**Your goal**. Among the lines of the records, find all that carry the word "Right" and copy them.

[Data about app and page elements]
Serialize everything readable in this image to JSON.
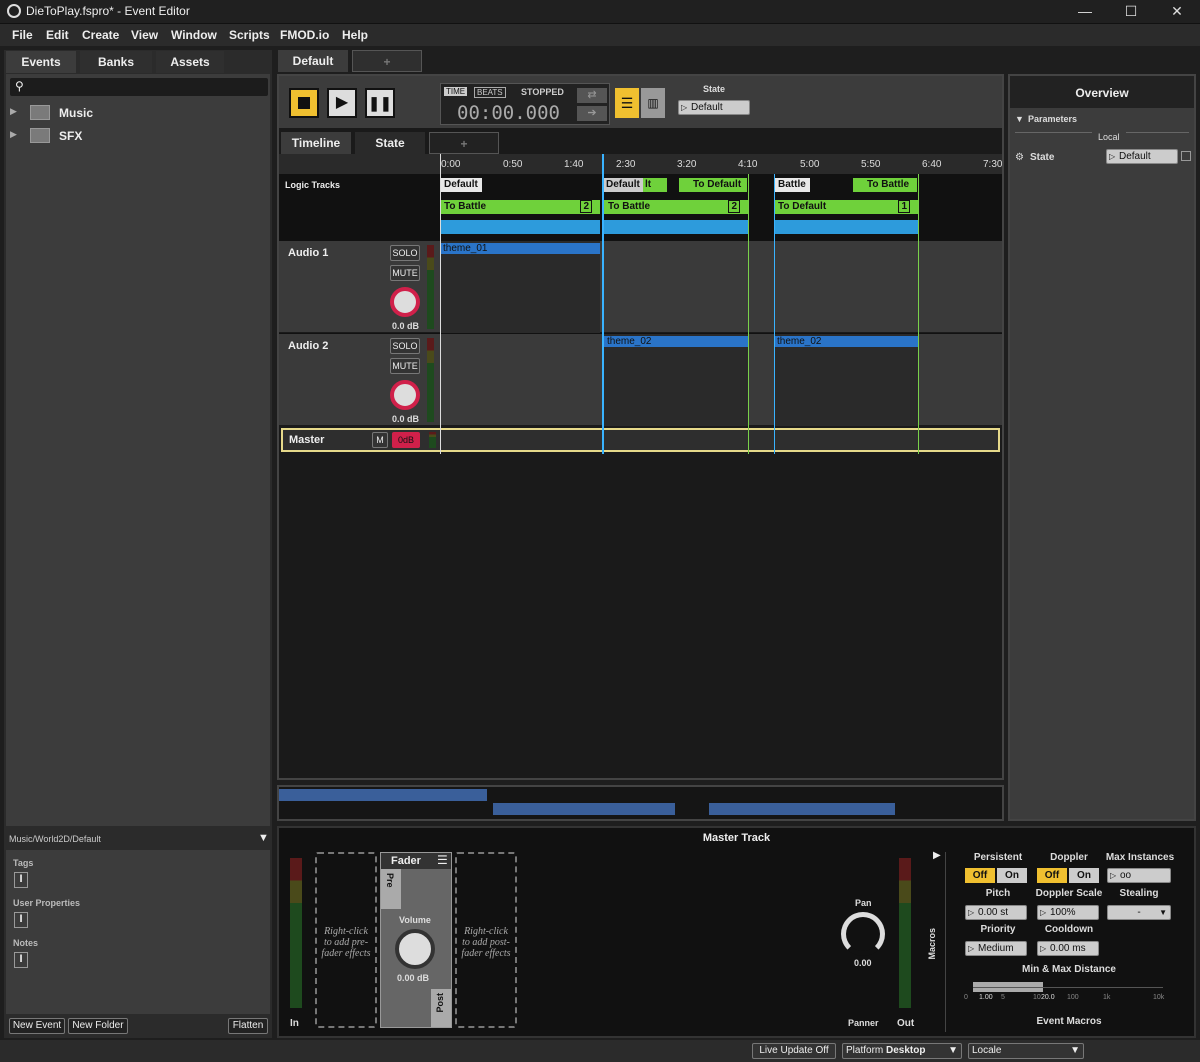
{
  "window": {
    "title": "DieToPlay.fspro* - Event Editor",
    "min": "—",
    "max": "☐",
    "close": "✕"
  },
  "menu": [
    "File",
    "Edit",
    "Create",
    "View",
    "Window",
    "Scripts",
    "FMOD.io",
    "Help"
  ],
  "browser": {
    "tabs": [
      "Events",
      "Banks",
      "Assets"
    ],
    "items": [
      "Music",
      "SFX"
    ],
    "path": "Music/World2D/Default",
    "tags": "Tags",
    "user_props": "User Properties",
    "notes": "Notes",
    "new_event": "New Event",
    "new_folder": "New Folder",
    "flatten": "Flatten"
  },
  "event_tabs": {
    "active": "Default",
    "add": "+"
  },
  "transport": {
    "time": "TIME",
    "beats": "BEATS",
    "status": "STOPPED",
    "timecode": "00:00.000",
    "state_label": "State",
    "state_value": "Default"
  },
  "sub_tabs": {
    "timeline": "Timeline",
    "state": "State",
    "add": "+"
  },
  "ruler": [
    "0:00",
    "0:50",
    "1:40",
    "2:30",
    "3:20",
    "4:10",
    "5:00",
    "5:50",
    "6:40",
    "7:30"
  ],
  "logic": {
    "label": "Logic Tracks",
    "markers": [
      "Default",
      "Default",
      "To Default",
      "Battle",
      "To Battle"
    ],
    "marker_extra": "lt",
    "transitions": [
      {
        "label": "To Battle",
        "count": "2"
      },
      {
        "label": "To Battle",
        "count": "2"
      },
      {
        "label": "To Default",
        "count": "1"
      }
    ]
  },
  "tracks": [
    {
      "name": "Audio 1",
      "solo": "SOLO",
      "mute": "MUTE",
      "vol": "0.0 dB",
      "regions": [
        "theme_01"
      ]
    },
    {
      "name": "Audio 2",
      "solo": "SOLO",
      "mute": "MUTE",
      "vol": "0.0 dB",
      "regions": [
        "theme_02",
        "theme_02"
      ]
    }
  ],
  "master": {
    "name": "Master",
    "m": "M",
    "vol": "0dB"
  },
  "overview": {
    "title": "Overview",
    "params": "Parameters",
    "local": "Local",
    "state": "State",
    "state_value": "Default"
  },
  "deck": {
    "title": "Master Track",
    "in": "In",
    "out": "Out",
    "pre_hint": "Right-click to add pre-fader effects",
    "post_hint": "Right-click to add post-fader effects",
    "fader": "Fader",
    "pre": "Pre",
    "post": "Post",
    "volume": "Volume",
    "vol_value": "0.00 dB",
    "pan": "Pan",
    "pan_value": "0.00",
    "panner": "Panner",
    "macros": "Macros"
  },
  "macros": {
    "persistent": "Persistent",
    "doppler": "Doppler",
    "max_instances": "Max Instances",
    "off": "Off",
    "on": "On",
    "max_inst_value": "oo",
    "pitch": "Pitch",
    "pitch_value": "0.00 st",
    "doppler_scale": "Doppler Scale",
    "doppler_scale_value": "100%",
    "stealing": "Stealing",
    "stealing_value": "-",
    "priority": "Priority",
    "priority_value": "Medium",
    "cooldown": "Cooldown",
    "cooldown_value": "0.00 ms",
    "minmax": "Min & Max Distance",
    "scale": [
      "0",
      "1.00",
      "5",
      "10",
      "20.0",
      "100",
      "1k",
      "10k"
    ],
    "footer": "Event Macros"
  },
  "status": {
    "live": "Live Update Off",
    "platform": "Platform",
    "platform_value": "Desktop",
    "locale": "Locale"
  }
}
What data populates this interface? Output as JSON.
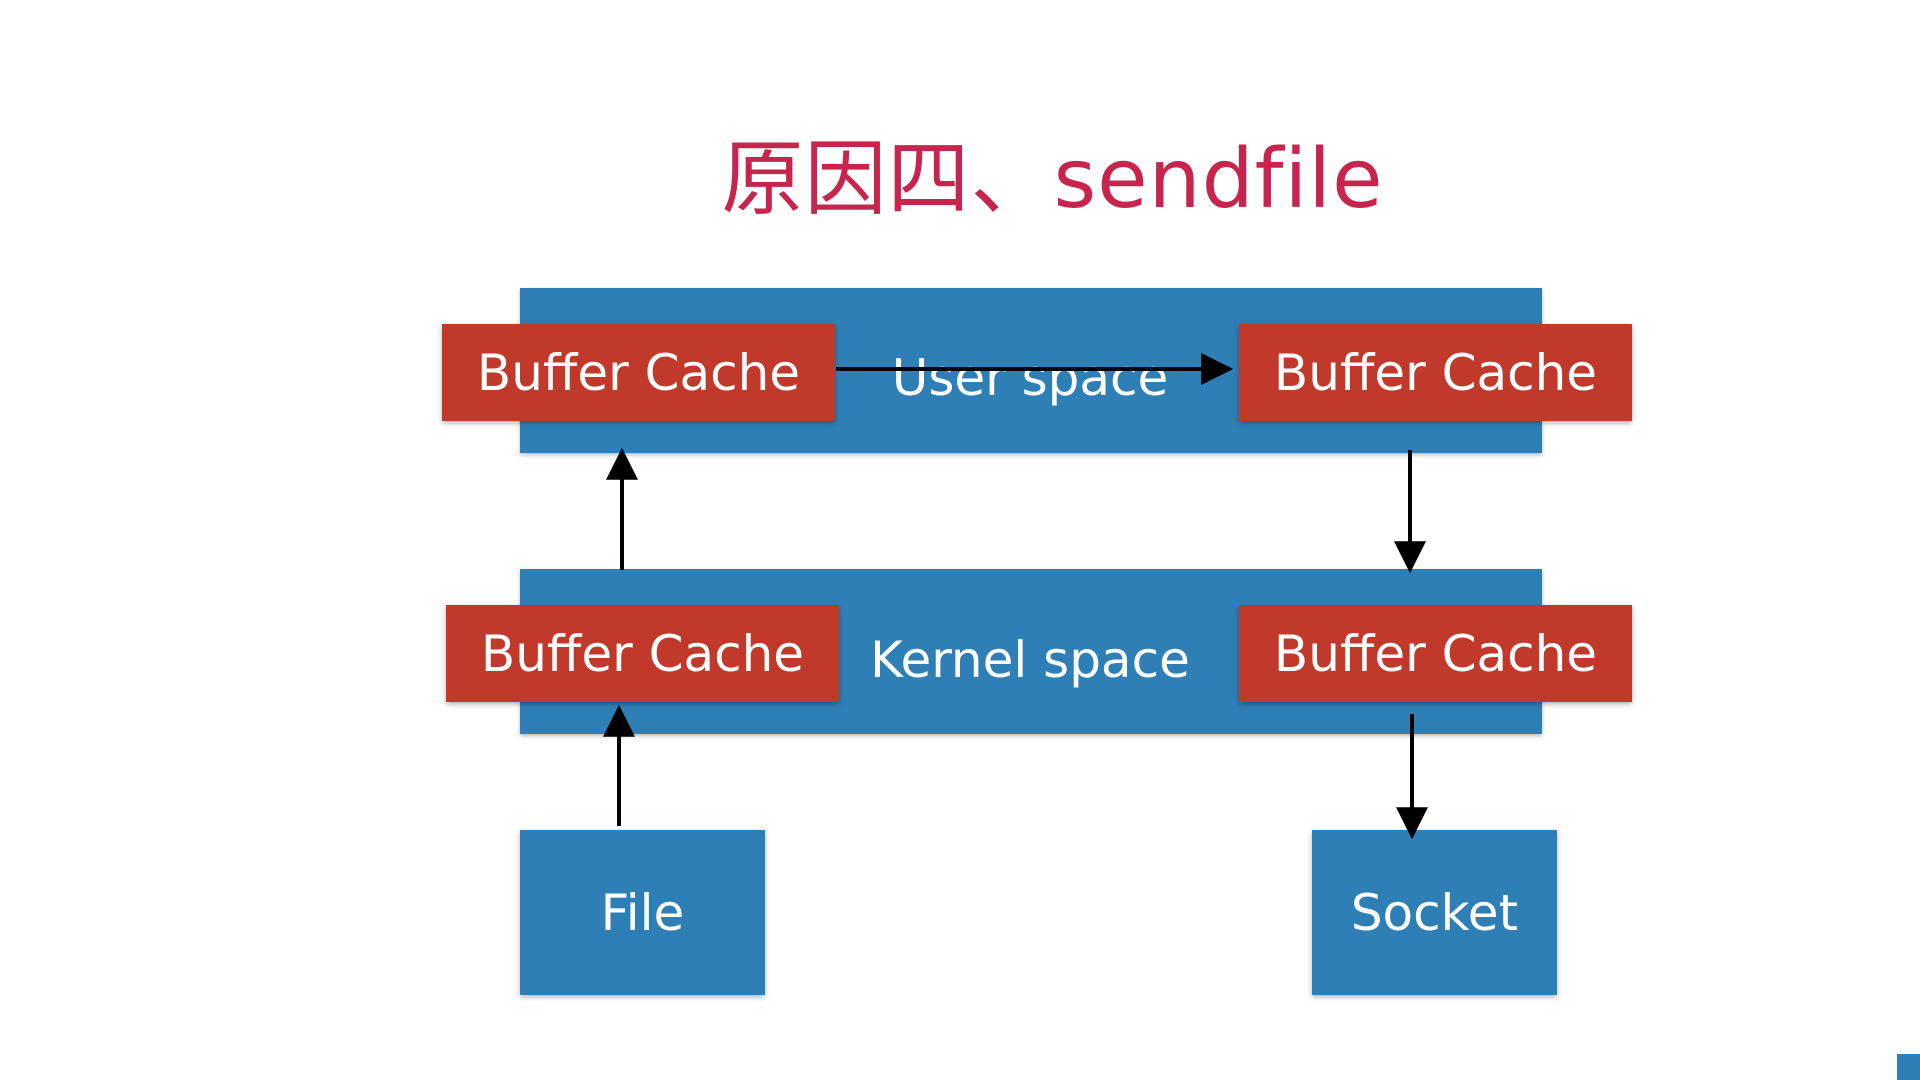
{
  "slide": {
    "title": "原因四、sendfile"
  },
  "diagram": {
    "user_space_label": "User space",
    "kernel_space_label": "Kernel space",
    "buffer_cache_label": "Buffer Cache",
    "file_label": "File",
    "socket_label": "Socket",
    "colors": {
      "title": "#c7254e",
      "blue": "#2f7fb7",
      "red": "#c0392b",
      "arrow": "#000000"
    }
  }
}
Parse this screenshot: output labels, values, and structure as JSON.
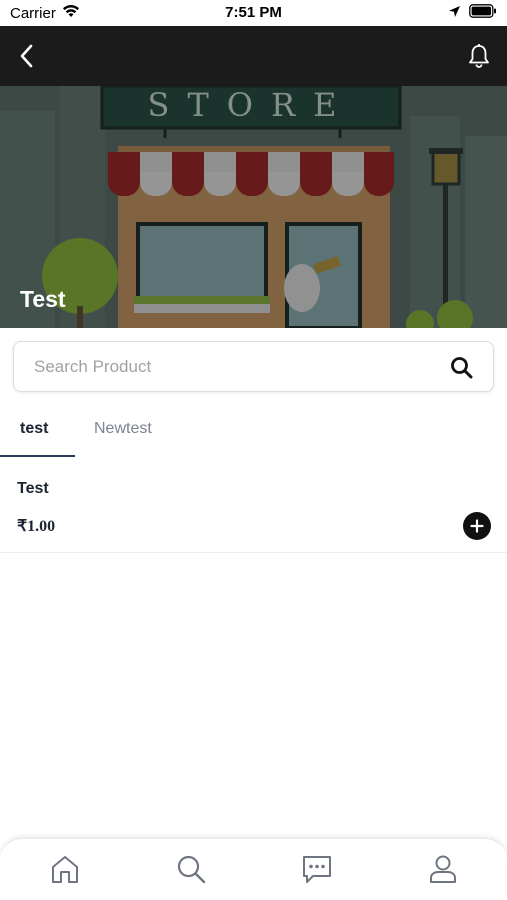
{
  "status_bar": {
    "carrier": "Carrier",
    "time": "7:51 PM",
    "icons": [
      "wifi-icon",
      "location-arrow-icon",
      "battery-icon"
    ]
  },
  "nav_bar": {
    "icons": [
      "back-chevron-icon",
      "bell-icon"
    ]
  },
  "banner": {
    "sign_text": "STORE",
    "store_name": "Test"
  },
  "search": {
    "placeholder": "Search Product",
    "value": ""
  },
  "tabs": [
    {
      "label": "test",
      "active": true
    },
    {
      "label": "Newtest",
      "active": false
    }
  ],
  "products": [
    {
      "name": "Test",
      "price": "₹1.00"
    }
  ],
  "bottom_nav": {
    "items": [
      "home-icon",
      "search-icon",
      "chat-icon",
      "profile-icon"
    ]
  },
  "colors": {
    "nav_background": "#1b1b1b",
    "accent": "#2a3a5a",
    "inactive_tab": "#7c8391",
    "icon_gray": "#6f7580"
  }
}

**Result for this task**.
    "pre_hint": "Right-click to add pre-fader effects",
    "post_hint": "Right-click to add post-fader effects",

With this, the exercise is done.